** INPUT DATA follows **
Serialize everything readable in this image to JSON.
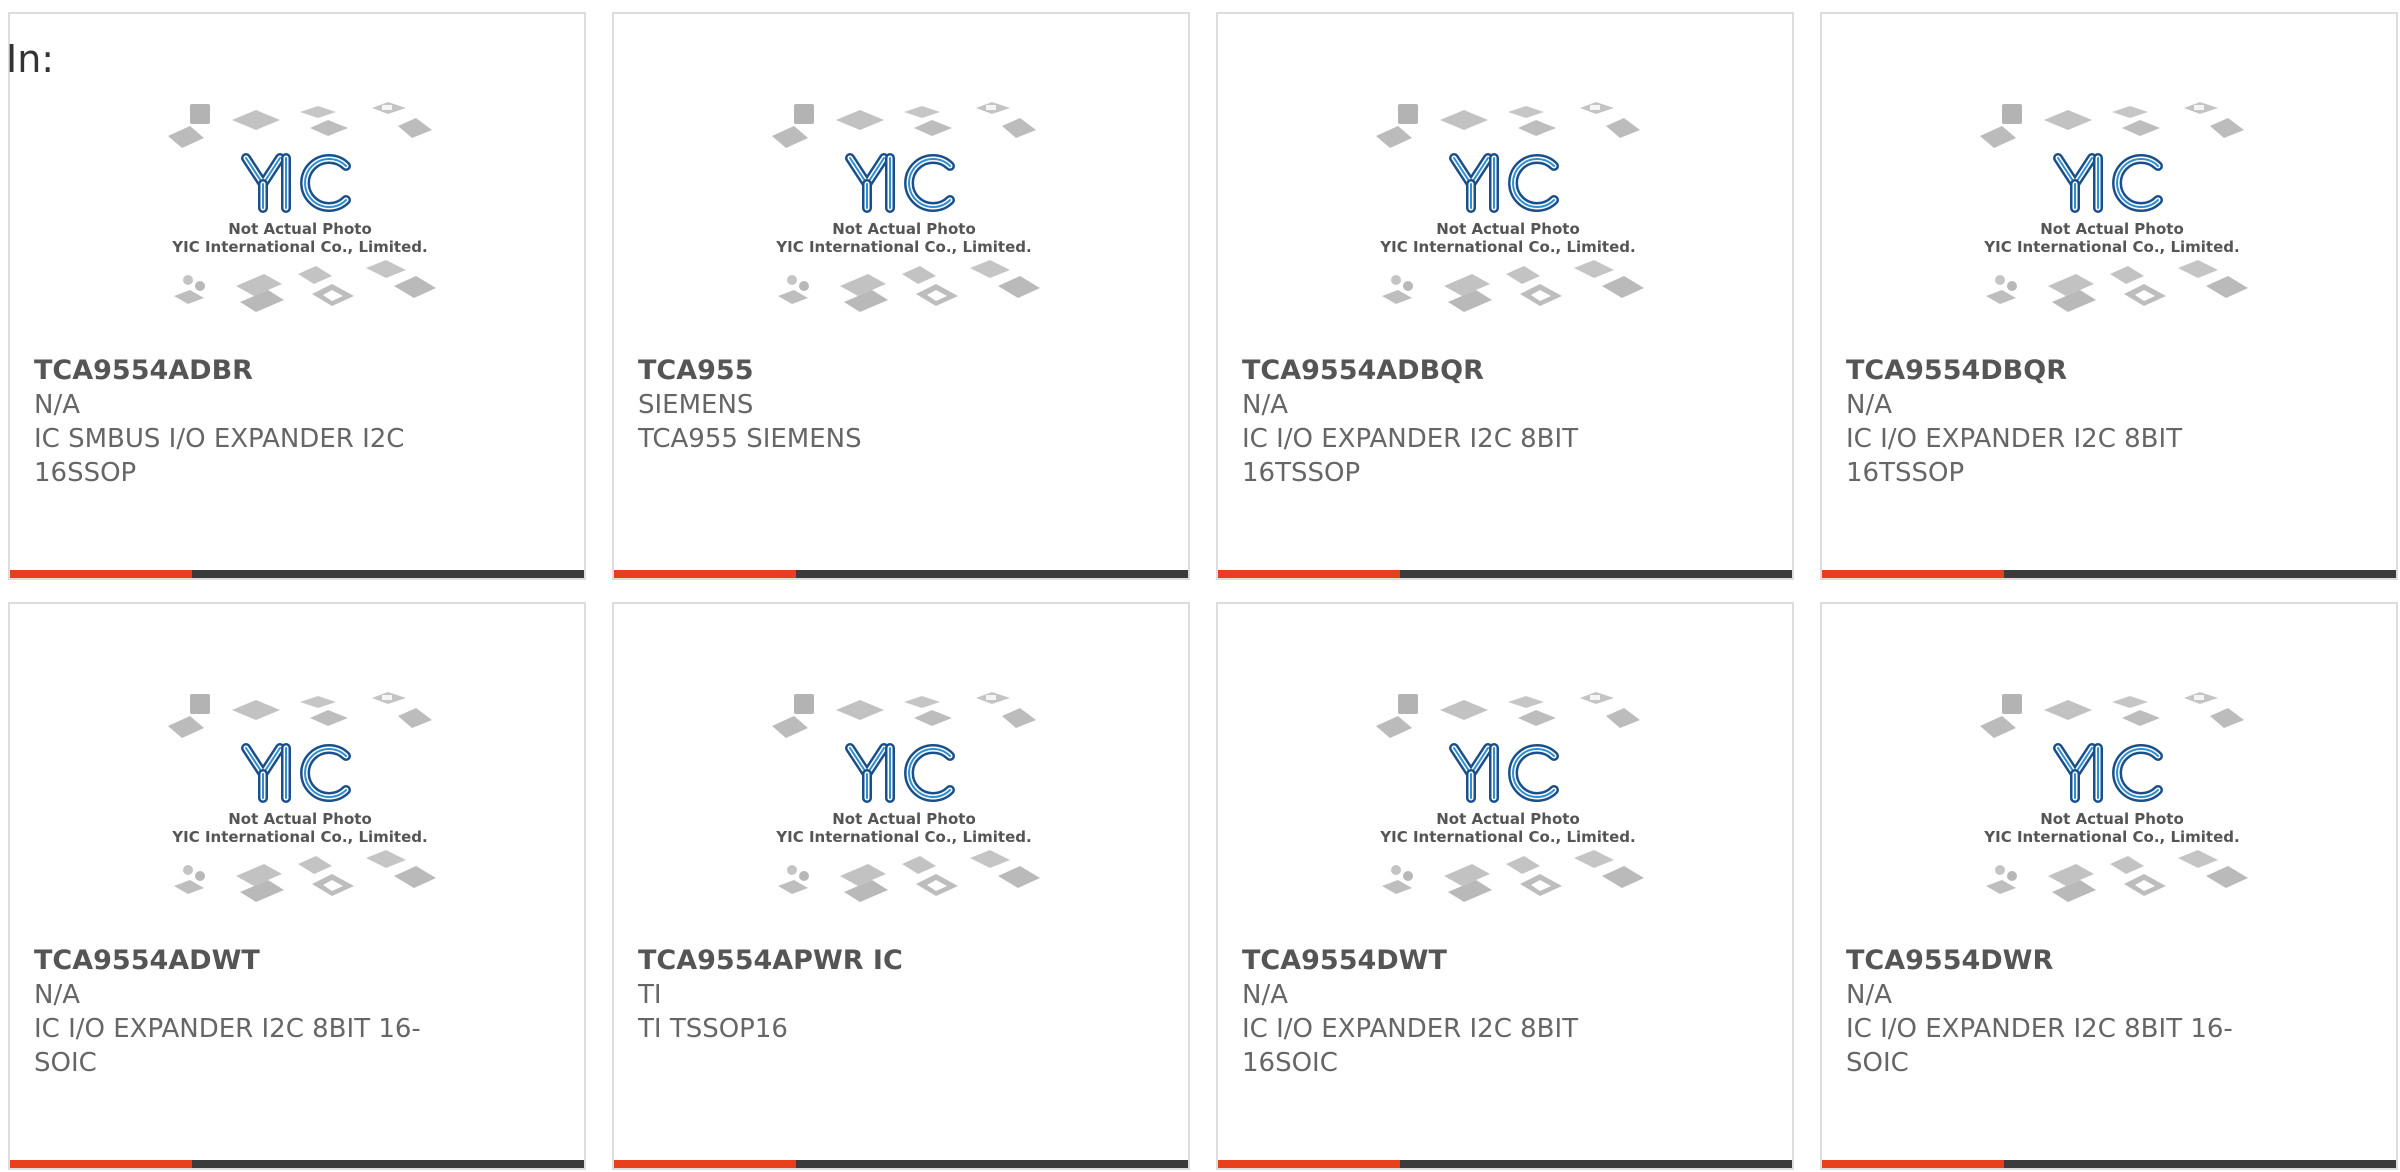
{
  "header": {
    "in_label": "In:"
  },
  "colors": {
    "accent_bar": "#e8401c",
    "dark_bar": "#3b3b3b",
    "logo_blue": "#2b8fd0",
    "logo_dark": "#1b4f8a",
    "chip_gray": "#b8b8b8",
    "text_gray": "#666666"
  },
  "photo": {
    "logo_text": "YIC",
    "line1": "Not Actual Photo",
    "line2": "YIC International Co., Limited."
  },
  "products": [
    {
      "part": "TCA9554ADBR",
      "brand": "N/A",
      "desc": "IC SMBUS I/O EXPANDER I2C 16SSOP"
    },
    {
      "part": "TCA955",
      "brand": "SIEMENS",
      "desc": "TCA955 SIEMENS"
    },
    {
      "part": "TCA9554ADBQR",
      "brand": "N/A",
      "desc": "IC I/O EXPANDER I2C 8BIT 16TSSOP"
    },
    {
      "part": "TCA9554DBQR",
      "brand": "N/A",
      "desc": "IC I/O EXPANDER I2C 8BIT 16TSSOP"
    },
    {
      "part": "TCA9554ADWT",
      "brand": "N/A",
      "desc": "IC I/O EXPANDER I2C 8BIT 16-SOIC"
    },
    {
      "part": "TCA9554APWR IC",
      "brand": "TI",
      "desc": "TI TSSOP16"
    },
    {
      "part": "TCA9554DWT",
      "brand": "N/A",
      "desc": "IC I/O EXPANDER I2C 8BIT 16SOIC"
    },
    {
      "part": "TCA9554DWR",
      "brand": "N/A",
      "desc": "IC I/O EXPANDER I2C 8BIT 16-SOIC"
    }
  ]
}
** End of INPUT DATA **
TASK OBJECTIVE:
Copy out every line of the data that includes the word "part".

ANSWER TO THE EXERCISE:
      "part": "TCA9554ADBR",
      "part": "TCA955",
      "part": "TCA9554ADBQR",
      "part": "TCA9554DBQR",
      "part": "TCA9554ADWT",
      "part": "TCA9554APWR IC",
      "part": "TCA9554DWT",
      "part": "TCA9554DWR",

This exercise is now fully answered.